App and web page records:
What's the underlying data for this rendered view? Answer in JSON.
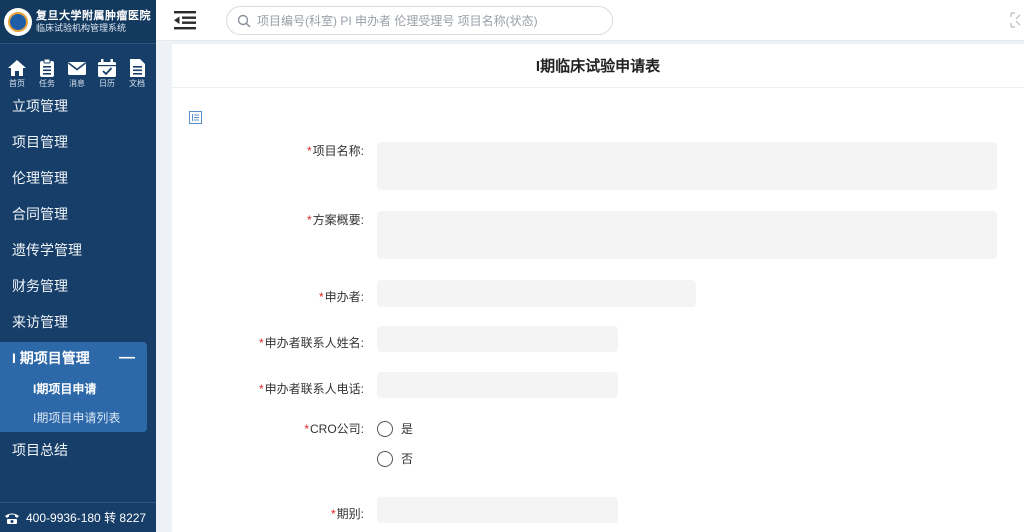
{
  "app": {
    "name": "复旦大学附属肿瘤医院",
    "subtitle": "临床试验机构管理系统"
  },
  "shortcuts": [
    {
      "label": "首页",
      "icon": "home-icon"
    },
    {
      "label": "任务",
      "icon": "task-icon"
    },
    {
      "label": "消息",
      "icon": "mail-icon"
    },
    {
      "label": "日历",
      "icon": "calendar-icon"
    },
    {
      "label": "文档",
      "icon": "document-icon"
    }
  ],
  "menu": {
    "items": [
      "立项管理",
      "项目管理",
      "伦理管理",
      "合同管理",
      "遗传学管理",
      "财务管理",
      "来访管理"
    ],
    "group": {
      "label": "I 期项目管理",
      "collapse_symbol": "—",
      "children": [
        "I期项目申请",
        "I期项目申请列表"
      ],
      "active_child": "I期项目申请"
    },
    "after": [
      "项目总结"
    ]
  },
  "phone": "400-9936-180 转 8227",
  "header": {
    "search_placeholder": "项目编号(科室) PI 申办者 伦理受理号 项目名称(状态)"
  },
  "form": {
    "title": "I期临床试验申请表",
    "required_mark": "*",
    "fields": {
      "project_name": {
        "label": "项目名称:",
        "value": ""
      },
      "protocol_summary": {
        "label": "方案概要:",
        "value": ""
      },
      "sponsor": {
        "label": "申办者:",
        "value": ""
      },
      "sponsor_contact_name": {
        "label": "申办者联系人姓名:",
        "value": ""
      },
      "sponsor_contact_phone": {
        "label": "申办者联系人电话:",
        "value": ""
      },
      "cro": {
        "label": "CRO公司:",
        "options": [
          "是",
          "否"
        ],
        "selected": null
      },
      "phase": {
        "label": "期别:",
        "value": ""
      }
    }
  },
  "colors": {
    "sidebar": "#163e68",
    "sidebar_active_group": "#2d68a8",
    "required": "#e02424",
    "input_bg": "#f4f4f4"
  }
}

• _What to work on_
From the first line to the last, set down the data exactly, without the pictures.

• _Task answer_
What's the underlying data for this rendered view? Answer in JSON.
{
  "app": {
    "name": "复旦大学附属肿瘤医院",
    "subtitle": "临床试验机构管理系统"
  },
  "shortcuts": [
    {
      "label": "首页",
      "icon": "home-icon"
    },
    {
      "label": "任务",
      "icon": "task-icon"
    },
    {
      "label": "消息",
      "icon": "mail-icon"
    },
    {
      "label": "日历",
      "icon": "calendar-icon"
    },
    {
      "label": "文档",
      "icon": "document-icon"
    }
  ],
  "menu": {
    "items": [
      "立项管理",
      "项目管理",
      "伦理管理",
      "合同管理",
      "遗传学管理",
      "财务管理",
      "来访管理"
    ],
    "group": {
      "label": "I 期项目管理",
      "collapse_symbol": "—",
      "children": [
        "I期项目申请",
        "I期项目申请列表"
      ],
      "active_child": "I期项目申请"
    },
    "after": [
      "项目总结"
    ]
  },
  "phone": "400-9936-180 转 8227",
  "header": {
    "search_placeholder": "项目编号(科室) PI 申办者 伦理受理号 项目名称(状态)"
  },
  "form": {
    "title": "I期临床试验申请表",
    "required_mark": "*",
    "fields": {
      "project_name": {
        "label": "项目名称:",
        "value": ""
      },
      "protocol_summary": {
        "label": "方案概要:",
        "value": ""
      },
      "sponsor": {
        "label": "申办者:",
        "value": ""
      },
      "sponsor_contact_name": {
        "label": "申办者联系人姓名:",
        "value": ""
      },
      "sponsor_contact_phone": {
        "label": "申办者联系人电话:",
        "value": ""
      },
      "cro": {
        "label": "CRO公司:",
        "options": [
          "是",
          "否"
        ],
        "selected": null
      },
      "phase": {
        "label": "期别:",
        "value": ""
      }
    }
  },
  "colors": {
    "sidebar": "#163e68",
    "sidebar_active_group": "#2d68a8",
    "required": "#e02424",
    "input_bg": "#f4f4f4"
  }
}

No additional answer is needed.